“What have I heard about what?” she asked.
“About your return,” the reporter replied.
“I haven’t been gone,” she said. “You should … I haven’t been gone. I’ve been working.”
“You’ve been working from home is what you’re saying?”
“No, I’ve been here. I’ve been voting. Please, either know or don’t know.”
She then breezed by in her wheelchair and didn’t respond to other questions. The interview wasn’t more than a minute and it was one of the few times she’s spoken to reporters since returning to the Capitol. The senator has revealed little about her health or her workload — aside from statements saying she was being briefed about Senate business while she recuperated at home in San Francisco and that, when she returned to Washington, her doctors told her to work a light schedule.

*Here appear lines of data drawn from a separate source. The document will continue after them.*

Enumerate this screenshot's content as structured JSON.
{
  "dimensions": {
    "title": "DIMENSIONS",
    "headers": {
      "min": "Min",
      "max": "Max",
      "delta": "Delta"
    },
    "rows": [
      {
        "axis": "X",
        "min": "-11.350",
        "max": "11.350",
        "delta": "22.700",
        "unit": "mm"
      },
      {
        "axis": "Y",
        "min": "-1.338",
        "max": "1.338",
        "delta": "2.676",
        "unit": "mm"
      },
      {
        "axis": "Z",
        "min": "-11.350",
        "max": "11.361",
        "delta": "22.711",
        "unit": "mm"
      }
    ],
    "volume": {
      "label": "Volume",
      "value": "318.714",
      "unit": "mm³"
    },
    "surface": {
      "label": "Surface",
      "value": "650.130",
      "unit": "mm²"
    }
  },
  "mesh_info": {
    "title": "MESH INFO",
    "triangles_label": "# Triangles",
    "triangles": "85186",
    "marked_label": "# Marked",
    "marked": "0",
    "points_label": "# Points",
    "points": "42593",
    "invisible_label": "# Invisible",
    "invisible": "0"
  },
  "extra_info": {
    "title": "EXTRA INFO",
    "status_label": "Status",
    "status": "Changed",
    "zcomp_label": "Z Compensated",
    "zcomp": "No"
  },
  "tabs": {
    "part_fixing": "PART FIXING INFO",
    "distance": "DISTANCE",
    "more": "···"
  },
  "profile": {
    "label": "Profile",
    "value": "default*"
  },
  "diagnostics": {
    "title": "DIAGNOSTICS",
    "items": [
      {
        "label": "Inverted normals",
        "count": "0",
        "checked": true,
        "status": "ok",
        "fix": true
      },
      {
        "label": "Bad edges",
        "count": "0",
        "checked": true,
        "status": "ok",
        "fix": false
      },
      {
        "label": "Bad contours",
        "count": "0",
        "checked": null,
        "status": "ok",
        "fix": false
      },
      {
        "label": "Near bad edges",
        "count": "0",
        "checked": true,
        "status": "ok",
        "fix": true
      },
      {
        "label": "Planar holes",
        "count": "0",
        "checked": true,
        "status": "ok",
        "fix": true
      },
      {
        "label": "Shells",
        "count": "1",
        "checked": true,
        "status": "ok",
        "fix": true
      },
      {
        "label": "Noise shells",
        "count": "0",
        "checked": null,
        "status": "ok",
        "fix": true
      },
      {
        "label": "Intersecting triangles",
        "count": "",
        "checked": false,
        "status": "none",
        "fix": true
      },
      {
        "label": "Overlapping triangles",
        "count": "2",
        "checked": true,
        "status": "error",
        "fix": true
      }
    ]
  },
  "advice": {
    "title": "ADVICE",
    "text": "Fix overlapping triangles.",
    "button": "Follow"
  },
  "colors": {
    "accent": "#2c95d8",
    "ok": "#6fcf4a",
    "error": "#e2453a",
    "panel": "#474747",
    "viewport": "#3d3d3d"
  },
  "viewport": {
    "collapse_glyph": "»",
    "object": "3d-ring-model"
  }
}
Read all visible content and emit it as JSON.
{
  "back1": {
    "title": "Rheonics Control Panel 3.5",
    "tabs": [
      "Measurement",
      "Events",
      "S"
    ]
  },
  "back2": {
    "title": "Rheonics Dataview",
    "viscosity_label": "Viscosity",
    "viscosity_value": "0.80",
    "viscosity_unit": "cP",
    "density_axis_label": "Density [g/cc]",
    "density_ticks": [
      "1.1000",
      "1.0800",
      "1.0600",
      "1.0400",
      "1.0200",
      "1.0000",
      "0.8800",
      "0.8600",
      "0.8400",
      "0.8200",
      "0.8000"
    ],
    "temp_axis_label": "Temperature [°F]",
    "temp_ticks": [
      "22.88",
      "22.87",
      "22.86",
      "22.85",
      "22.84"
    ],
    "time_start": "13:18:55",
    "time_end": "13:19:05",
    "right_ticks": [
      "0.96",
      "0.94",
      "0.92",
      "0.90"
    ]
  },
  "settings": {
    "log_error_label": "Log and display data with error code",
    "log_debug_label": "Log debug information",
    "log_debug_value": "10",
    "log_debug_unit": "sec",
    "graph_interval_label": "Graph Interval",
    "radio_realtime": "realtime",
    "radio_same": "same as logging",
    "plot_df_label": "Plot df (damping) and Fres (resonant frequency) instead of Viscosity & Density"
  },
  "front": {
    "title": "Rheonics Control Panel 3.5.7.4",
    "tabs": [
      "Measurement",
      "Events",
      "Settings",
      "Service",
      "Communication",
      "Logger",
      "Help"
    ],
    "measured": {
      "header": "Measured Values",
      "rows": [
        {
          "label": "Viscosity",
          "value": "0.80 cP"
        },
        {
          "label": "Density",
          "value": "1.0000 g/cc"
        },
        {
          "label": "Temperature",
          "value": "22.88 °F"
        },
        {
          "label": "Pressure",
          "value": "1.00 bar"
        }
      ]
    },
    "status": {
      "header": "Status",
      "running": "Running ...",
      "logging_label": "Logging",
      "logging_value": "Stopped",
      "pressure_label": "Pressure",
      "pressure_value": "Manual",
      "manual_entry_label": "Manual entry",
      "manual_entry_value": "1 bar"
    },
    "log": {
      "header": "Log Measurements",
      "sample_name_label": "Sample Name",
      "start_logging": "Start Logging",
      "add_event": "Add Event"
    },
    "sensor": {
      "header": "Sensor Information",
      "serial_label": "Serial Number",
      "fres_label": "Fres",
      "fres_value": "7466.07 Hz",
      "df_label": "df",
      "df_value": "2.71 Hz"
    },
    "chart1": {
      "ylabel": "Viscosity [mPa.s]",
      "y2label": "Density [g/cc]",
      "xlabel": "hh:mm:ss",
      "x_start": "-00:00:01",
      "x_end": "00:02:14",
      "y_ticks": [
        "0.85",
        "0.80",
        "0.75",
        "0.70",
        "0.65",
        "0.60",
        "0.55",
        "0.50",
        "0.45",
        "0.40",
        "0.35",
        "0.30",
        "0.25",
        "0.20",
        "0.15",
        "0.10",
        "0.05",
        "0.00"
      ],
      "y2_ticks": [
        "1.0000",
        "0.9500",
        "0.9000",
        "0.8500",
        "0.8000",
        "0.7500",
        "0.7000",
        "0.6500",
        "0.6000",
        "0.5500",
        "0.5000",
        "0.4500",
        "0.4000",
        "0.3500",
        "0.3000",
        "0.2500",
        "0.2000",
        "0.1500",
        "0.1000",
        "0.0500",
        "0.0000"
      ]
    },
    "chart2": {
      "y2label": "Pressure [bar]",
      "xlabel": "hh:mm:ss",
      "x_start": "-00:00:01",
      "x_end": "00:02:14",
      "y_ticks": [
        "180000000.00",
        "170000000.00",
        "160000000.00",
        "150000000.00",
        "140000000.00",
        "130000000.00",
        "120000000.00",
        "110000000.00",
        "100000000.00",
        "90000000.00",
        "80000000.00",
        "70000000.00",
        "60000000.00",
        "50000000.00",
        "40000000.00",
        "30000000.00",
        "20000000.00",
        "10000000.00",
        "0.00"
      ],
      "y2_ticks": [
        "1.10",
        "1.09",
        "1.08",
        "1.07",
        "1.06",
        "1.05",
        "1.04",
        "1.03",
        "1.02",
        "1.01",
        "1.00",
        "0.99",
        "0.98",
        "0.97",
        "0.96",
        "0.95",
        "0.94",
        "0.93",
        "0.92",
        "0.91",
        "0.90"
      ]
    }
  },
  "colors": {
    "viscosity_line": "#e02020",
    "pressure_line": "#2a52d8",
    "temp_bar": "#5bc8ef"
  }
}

Last week at the Senate Judiciary hearing, she helped push through three nominations who had lacked bipartisan support and thus had been stuck in limbo because of her absence. With her return to the Senate, Democrats now have an 11-10 edge on the committee, enabling Biden’s nominations to progress to the full Senate without any Republican votes.
Because of that, Feinstein’s nearly three-month absence some congressional Democrats called for her to resign due to her absence and ill health. One was Rep. Ro Khanna of Fremont, who said last week that he was glad to hear of Feinstein’s return and was “hopeful that she will be able to fulfill her duties.”
Her health and mental acuity have been questioned by the press and her colleagues in recent years. Feinstein has long been known as not only powerful but hands-on — demanding, for example, to edit media advisories before they were sent out. But several stories, including one last year in the San Francisco Chronicle, described the deterioration of her memory. Feinstein at the time dismissed the stories, saying she was still fit to serve.
This story originally appeared on LA Times